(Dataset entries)
* * * *

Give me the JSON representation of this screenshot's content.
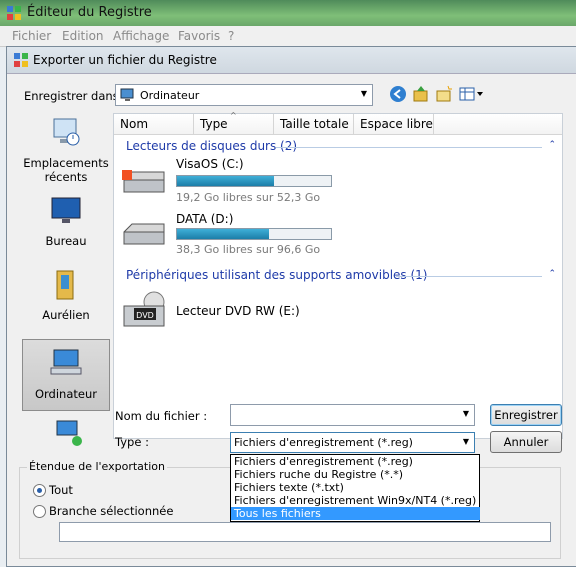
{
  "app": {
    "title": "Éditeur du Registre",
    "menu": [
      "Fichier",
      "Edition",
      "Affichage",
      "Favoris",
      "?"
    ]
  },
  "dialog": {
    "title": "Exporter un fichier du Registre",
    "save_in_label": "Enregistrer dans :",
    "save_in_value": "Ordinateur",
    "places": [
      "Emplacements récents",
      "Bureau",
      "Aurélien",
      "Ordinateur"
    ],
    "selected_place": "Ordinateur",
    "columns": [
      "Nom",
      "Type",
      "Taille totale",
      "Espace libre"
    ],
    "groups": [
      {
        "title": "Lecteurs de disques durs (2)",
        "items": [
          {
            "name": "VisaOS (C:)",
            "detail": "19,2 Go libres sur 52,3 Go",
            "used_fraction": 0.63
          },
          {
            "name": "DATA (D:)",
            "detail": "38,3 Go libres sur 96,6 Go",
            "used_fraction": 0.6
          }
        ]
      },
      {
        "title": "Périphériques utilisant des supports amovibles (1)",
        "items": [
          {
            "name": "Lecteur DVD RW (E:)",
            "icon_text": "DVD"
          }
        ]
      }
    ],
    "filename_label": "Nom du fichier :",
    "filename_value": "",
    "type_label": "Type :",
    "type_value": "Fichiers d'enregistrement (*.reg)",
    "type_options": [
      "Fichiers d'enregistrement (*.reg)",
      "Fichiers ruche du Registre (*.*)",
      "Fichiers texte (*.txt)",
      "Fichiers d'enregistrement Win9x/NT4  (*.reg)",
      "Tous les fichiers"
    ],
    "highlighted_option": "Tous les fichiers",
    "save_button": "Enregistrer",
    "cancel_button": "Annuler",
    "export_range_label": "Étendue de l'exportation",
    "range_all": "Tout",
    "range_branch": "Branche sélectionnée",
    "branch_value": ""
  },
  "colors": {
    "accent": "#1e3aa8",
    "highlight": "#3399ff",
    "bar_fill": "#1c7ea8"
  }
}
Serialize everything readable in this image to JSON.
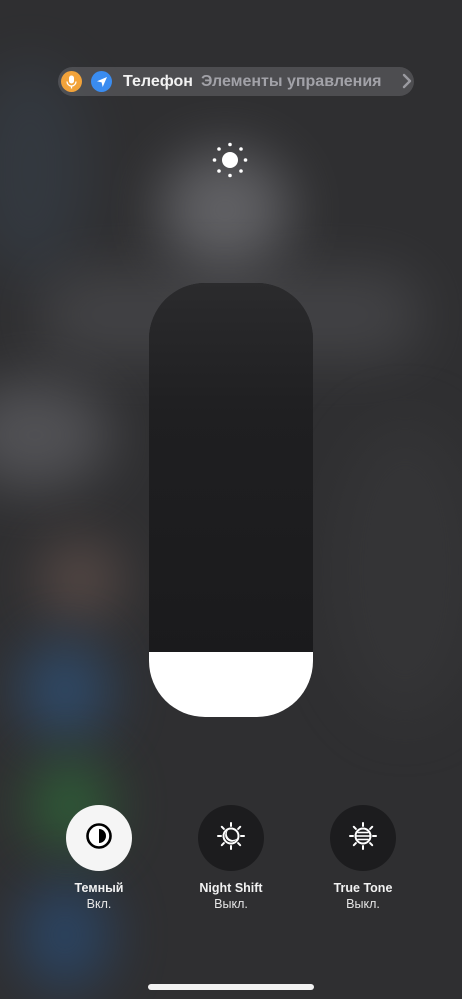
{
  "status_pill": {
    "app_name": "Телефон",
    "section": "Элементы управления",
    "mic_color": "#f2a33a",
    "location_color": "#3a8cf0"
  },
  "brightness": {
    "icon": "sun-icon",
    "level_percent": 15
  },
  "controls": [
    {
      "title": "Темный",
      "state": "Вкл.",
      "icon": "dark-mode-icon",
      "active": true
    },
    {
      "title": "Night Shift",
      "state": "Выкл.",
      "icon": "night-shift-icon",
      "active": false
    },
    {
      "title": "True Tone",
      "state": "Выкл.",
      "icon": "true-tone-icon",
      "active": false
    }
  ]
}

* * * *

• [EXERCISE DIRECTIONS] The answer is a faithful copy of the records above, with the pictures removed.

• [REPLY TO THE TASK]
Give me the JSON representation of this screenshot's content.
{
  "app": {
    "title": "Éditeur du Registre",
    "menu": [
      "Fichier",
      "Edition",
      "Affichage",
      "Favoris",
      "?"
    ]
  },
  "dialog": {
    "title": "Exporter un fichier du Registre",
    "save_in_label": "Enregistrer dans :",
    "save_in_value": "Ordinateur",
    "places": [
      "Emplacements récents",
      "Bureau",
      "Aurélien",
      "Ordinateur"
    ],
    "selected_place": "Ordinateur",
    "columns": [
      "Nom",
      "Type",
      "Taille totale",
      "Espace libre"
    ],
    "groups": [
      {
        "title": "Lecteurs de disques durs (2)",
        "items": [
          {
            "name": "VisaOS (C:)",
            "detail": "19,2 Go libres sur 52,3 Go",
            "used_fraction": 0.63
          },
          {
            "name": "DATA (D:)",
            "detail": "38,3 Go libres sur 96,6 Go",
            "used_fraction": 0.6
          }
        ]
      },
      {
        "title": "Périphériques utilisant des supports amovibles (1)",
        "items": [
          {
            "name": "Lecteur DVD RW (E:)",
            "icon_text": "DVD"
          }
        ]
      }
    ],
    "filename_label": "Nom du fichier :",
    "filename_value": "",
    "type_label": "Type :",
    "type_value": "Fichiers d'enregistrement (*.reg)",
    "type_options": [
      "Fichiers d'enregistrement (*.reg)",
      "Fichiers ruche du Registre (*.*)",
      "Fichiers texte (*.txt)",
      "Fichiers d'enregistrement Win9x/NT4  (*.reg)",
      "Tous les fichiers"
    ],
    "highlighted_option": "Tous les fichiers",
    "save_button": "Enregistrer",
    "cancel_button": "Annuler",
    "export_range_label": "Étendue de l'exportation",
    "range_all": "Tout",
    "range_branch": "Branche sélectionnée",
    "branch_value": ""
  },
  "colors": {
    "accent": "#1e3aa8",
    "highlight": "#3399ff",
    "bar_fill": "#1c7ea8"
  }
}
Serialize everything readable in this image to JSON.
{
  "status_pill": {
    "app_name": "Телефон",
    "section": "Элементы управления",
    "mic_color": "#f2a33a",
    "location_color": "#3a8cf0"
  },
  "brightness": {
    "icon": "sun-icon",
    "level_percent": 15
  },
  "controls": [
    {
      "title": "Темный",
      "state": "Вкл.",
      "icon": "dark-mode-icon",
      "active": true
    },
    {
      "title": "Night Shift",
      "state": "Выкл.",
      "icon": "night-shift-icon",
      "active": false
    },
    {
      "title": "True Tone",
      "state": "Выкл.",
      "icon": "true-tone-icon",
      "active": false
    }
  ]
}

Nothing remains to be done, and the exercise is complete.